Cooler weather heralds the peak influenza season in Hong Kong, and it’s time to book ourselves in for a flu jab. It’s no one’s favourite annual event, but in the future we might be able to acquire lifelong immunity with just a single shot.
Dr Sophie Valkenburg is a post-doctoral research fellow at Hong Kong University’s School of Public Health. She’s part of a team working in collaboration with researchers at the National Institutes of Health in the United States to develop a new type of influenza vaccination which promises to be more effective, and longer lasting, than anything now available.
“The current generation of flu vaccines are good but they have limitations,” says Valkenburg. These limitations include the notorious seasonality. “The current vaccine requires worldwide surveillance from a network of labs, coordinated by the World Health Organisation. They predict which strain to include in the vaccine for the upcoming flu season”.
The key to designing a truly effective vaccine is to tailor it to trigger a response that’s even stronger than our natural response to the actual flu virus, but without making you ill.
When we catch the flu, our immune system detects the infection and mounts a multi-pronged defence. An army of antibodies, tailor-made to attack the particular virus, are produced. The antibodies mostly bind to a virus’s surface, preventing it from entering healthy cells.
The body also produces T cells. There are two main types. Killer T cells hunt down infected cells and destroy them. Helper T cells play a less aggressive but equally important role, orchestrating the work of the other immune cells, boosting the production of antibodies and coordinating the activity of the killer T cells.
“Antibodies are designed to block the viruses but sometimes they fail to stop the virus breaking through, in which case the T cells are there as back up” says Valkenburg. “That’s why it’s important to have all arms of the immune system operating.”
Current vaccines primarily trigger an antibody response which is why we need an update every year.
“Antibodies recognise the outer surface of a virus, and as the virus mutates, and even swaps genetic code with other viruses, the surface continually changes. From one year to the next the outside of the virus might look only 40 per cent the same as last year’s virus,” explains Valkenburg.
The antibodies ‘remember’ the specific virus they were produced to fight, but as the enemy is constantly changing, the immunity they confer doesn’t last.
“It’s like a software update,” says Valkenburg. “The old response soon becomes out of date.”
The vaccine Valkenburg and her team are developing incorporates more influenza proteins than have been used before. Studies on mice have shown that it provokes both a strong antibody response and a broad T cell response – a double whammy for the flu viruses.
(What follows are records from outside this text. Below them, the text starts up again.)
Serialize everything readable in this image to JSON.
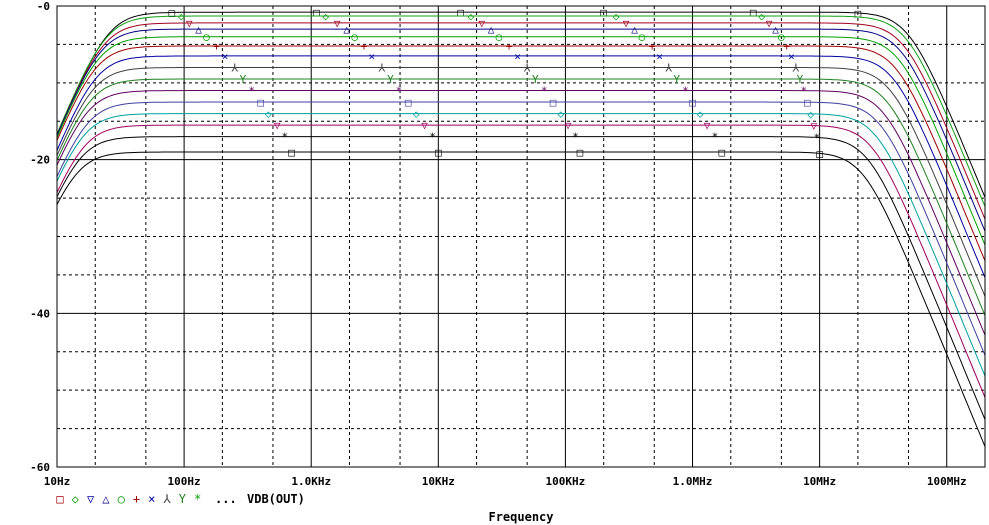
{
  "chart_data": {
    "type": "line",
    "title": "",
    "xlabel": "Frequency",
    "ylabel": "",
    "x_scale": "log",
    "xlim": [
      10,
      200000000
    ],
    "ylim": [
      -60,
      0
    ],
    "grid": true,
    "legend": "bottom-left",
    "x_ticks": [
      {
        "value": 10,
        "label": "10Hz"
      },
      {
        "value": 100,
        "label": "100Hz"
      },
      {
        "value": 1000,
        "label": "1.0KHz"
      },
      {
        "value": 10000,
        "label": "10KHz"
      },
      {
        "value": 100000,
        "label": "100KHz"
      },
      {
        "value": 1000000,
        "label": "1.0MHz"
      },
      {
        "value": 10000000,
        "label": "10MHz"
      },
      {
        "value": 100000000,
        "label": "100MHz"
      }
    ],
    "y_ticks": [
      {
        "value": 0,
        "label": "-0"
      },
      {
        "value": -20,
        "label": "-20"
      },
      {
        "value": -40,
        "label": "-40"
      },
      {
        "value": -60,
        "label": "-60"
      }
    ],
    "legend_markers": [
      "□",
      "◇",
      "▽",
      "△",
      "○",
      "+",
      "×",
      "⅄",
      "Y",
      "*"
    ],
    "legend_suffix": "...",
    "trace_label": "VDB(OUT)",
    "series": [
      {
        "color": "#000000",
        "mark": "□",
        "flat": -0.8,
        "f_low": 25,
        "f_high": 50000000,
        "mx": [
          80,
          1100,
          15000,
          200000,
          3000000,
          20000000
        ]
      },
      {
        "color": "#10a010",
        "mark": "◇",
        "flat": -1.3,
        "f_low": 24,
        "f_high": 48000000,
        "mx": [
          95,
          1300,
          18000,
          250000,
          3500000
        ]
      },
      {
        "color": "#a00020",
        "mark": "▽",
        "flat": -2.2,
        "f_low": 23,
        "f_high": 46000000,
        "mx": [
          110,
          1600,
          22000,
          300000,
          4000000
        ]
      },
      {
        "color": "#000080",
        "mark": "△",
        "flat": -3.0,
        "f_low": 22,
        "f_high": 44000000,
        "mx": [
          130,
          1900,
          26000,
          350000,
          4500000
        ]
      },
      {
        "color": "#00a000",
        "mark": "○",
        "flat": -4.0,
        "f_low": 21,
        "f_high": 42000000,
        "mx": [
          150,
          2200,
          30000,
          400000,
          5000000
        ]
      },
      {
        "color": "#a00000",
        "mark": "+",
        "flat": -5.2,
        "f_low": 20,
        "f_high": 40000000,
        "mx": [
          180,
          2600,
          36000,
          480000,
          5500000
        ]
      },
      {
        "color": "#0000a0",
        "mark": "×",
        "flat": -6.5,
        "f_low": 20,
        "f_high": 38000000,
        "mx": [
          210,
          3000,
          42000,
          550000,
          6000000
        ]
      },
      {
        "color": "#404040",
        "mark": "⅄",
        "flat": -8.0,
        "f_low": 19,
        "f_high": 36000000,
        "mx": [
          250,
          3600,
          50000,
          650000,
          6500000
        ]
      },
      {
        "color": "#208020",
        "mark": "Y",
        "flat": -9.5,
        "f_low": 18,
        "f_high": 34000000,
        "mx": [
          290,
          4200,
          58000,
          750000,
          7000000
        ]
      },
      {
        "color": "#600060",
        "mark": "*",
        "flat": -11.0,
        "f_low": 17,
        "f_high": 32000000,
        "mx": [
          340,
          4900,
          68000,
          880000,
          7500000
        ]
      },
      {
        "color": "#4040a0",
        "mark": "□",
        "flat": -12.5,
        "f_low": 17,
        "f_high": 30000000,
        "mx": [
          400,
          5800,
          80000,
          1000000,
          8000000
        ]
      },
      {
        "color": "#00a0a0",
        "mark": "◇",
        "flat": -14.0,
        "f_low": 16,
        "f_high": 28000000,
        "mx": [
          460,
          6700,
          92000,
          1150000,
          8500000
        ]
      },
      {
        "color": "#a00060",
        "mark": "▽",
        "flat": -15.5,
        "f_low": 16,
        "f_high": 26000000,
        "mx": [
          540,
          7800,
          105000,
          1300000,
          9000000
        ]
      },
      {
        "color": "#000000",
        "mark": "*",
        "flat": -17.0,
        "f_low": 15,
        "f_high": 24000000,
        "mx": [
          620,
          9000,
          120000,
          1500000,
          9500000
        ]
      },
      {
        "color": "#000000",
        "mark": "□",
        "flat": -19.0,
        "f_low": 14,
        "f_high": 22000000,
        "mx": [
          700,
          10000,
          130000,
          1700000,
          10000000
        ]
      }
    ]
  }
}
Like antibodies, T cells can recognise the outside of the flu virus but, crucially, they recognise the inside too. “The internal proteins have 90-95 per cent conservation between different viruses,” says Valkenburg.
Best of all, the new vaccine triggers a powerful helper T cell response. “This is the key to getting a good antibody response and a good killer T cell response,” says Valkenburg.
Not only will the new vaccine provide stronger, longer-lasting immunity, it will also protect against more influenza strains.
Influenza falls into two broad categories – the relatively familiar ‘seasonal’ flu strains which flare up every winter, and ‘outbreak’ flu. These are the pandemic influenzas, such as swine and avian flu. We lack natural immunity to many of these new viruses which is why mortality rates can be staggeringly high – as much as 60 per cent for some strains.
Current vaccines are only effective against seasonal flu and offer no protection against outbreak strains. The new vaccine, with its added helper T cell response, encompasses outbreak strains too.
“So far it has worked against every virus we’ve thrown at it. It looks very promising” says Valkenburg.